__What you will do__
Gather each line of the records where "meta" appears.

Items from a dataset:

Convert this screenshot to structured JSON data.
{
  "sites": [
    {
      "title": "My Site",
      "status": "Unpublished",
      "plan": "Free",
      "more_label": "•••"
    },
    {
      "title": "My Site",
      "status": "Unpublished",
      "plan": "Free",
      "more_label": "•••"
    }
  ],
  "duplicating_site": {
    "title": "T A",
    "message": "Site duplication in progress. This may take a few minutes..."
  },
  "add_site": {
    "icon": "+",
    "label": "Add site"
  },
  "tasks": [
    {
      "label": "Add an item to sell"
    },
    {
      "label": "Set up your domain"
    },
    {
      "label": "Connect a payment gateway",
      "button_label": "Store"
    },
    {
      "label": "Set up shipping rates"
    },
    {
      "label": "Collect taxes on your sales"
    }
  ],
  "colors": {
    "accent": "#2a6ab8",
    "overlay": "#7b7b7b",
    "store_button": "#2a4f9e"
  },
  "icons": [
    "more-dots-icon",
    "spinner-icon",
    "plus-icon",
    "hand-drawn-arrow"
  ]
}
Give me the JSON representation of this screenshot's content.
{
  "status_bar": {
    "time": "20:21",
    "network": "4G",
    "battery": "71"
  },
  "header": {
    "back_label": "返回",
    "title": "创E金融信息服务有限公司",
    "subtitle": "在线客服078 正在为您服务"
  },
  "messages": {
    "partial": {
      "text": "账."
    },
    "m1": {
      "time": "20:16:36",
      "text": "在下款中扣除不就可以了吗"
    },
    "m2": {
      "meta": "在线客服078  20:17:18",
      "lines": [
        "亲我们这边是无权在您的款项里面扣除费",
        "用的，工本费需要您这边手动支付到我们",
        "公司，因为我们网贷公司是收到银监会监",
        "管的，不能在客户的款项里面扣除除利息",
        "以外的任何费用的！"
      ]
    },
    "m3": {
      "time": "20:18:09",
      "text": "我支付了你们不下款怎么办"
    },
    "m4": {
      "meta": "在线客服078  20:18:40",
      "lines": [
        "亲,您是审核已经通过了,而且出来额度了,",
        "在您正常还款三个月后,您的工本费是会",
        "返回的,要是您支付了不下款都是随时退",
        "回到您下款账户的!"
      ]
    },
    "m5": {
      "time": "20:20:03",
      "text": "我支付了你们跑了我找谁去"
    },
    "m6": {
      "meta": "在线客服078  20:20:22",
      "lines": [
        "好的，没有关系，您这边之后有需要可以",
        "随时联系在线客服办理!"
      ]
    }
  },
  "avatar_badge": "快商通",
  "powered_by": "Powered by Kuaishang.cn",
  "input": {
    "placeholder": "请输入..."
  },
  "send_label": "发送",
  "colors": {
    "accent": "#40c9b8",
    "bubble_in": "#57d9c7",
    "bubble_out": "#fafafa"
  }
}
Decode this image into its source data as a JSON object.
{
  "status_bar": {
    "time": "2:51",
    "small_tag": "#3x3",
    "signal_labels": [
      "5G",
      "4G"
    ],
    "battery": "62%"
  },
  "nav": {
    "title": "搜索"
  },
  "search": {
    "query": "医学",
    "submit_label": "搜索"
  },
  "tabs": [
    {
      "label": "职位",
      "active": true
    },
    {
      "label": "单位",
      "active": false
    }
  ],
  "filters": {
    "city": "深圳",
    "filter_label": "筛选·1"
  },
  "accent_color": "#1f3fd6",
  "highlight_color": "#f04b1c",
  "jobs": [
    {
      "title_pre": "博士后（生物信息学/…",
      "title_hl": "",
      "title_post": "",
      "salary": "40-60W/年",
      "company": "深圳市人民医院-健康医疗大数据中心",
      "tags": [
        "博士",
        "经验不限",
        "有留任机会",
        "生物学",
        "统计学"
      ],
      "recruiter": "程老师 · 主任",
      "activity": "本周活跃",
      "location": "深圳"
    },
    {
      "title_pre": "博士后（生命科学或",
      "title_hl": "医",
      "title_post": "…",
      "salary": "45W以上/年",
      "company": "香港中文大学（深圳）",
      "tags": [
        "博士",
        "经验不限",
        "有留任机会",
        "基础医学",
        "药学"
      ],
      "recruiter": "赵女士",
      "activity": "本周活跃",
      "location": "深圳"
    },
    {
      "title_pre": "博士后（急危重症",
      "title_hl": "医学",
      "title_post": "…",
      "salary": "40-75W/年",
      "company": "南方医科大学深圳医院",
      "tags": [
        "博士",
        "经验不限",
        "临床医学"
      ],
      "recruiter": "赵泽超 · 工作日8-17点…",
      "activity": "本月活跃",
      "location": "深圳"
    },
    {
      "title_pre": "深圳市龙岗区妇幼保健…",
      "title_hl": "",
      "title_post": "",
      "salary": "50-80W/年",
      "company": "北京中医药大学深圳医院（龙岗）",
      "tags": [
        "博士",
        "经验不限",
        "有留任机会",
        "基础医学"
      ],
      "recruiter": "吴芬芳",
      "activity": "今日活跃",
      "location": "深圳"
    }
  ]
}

__Finished exercise__
      "meta": "在线客服078  20:17:18",
      "meta": "在线客服078  20:18:40",
      "meta": "在线客服078  20:20:22",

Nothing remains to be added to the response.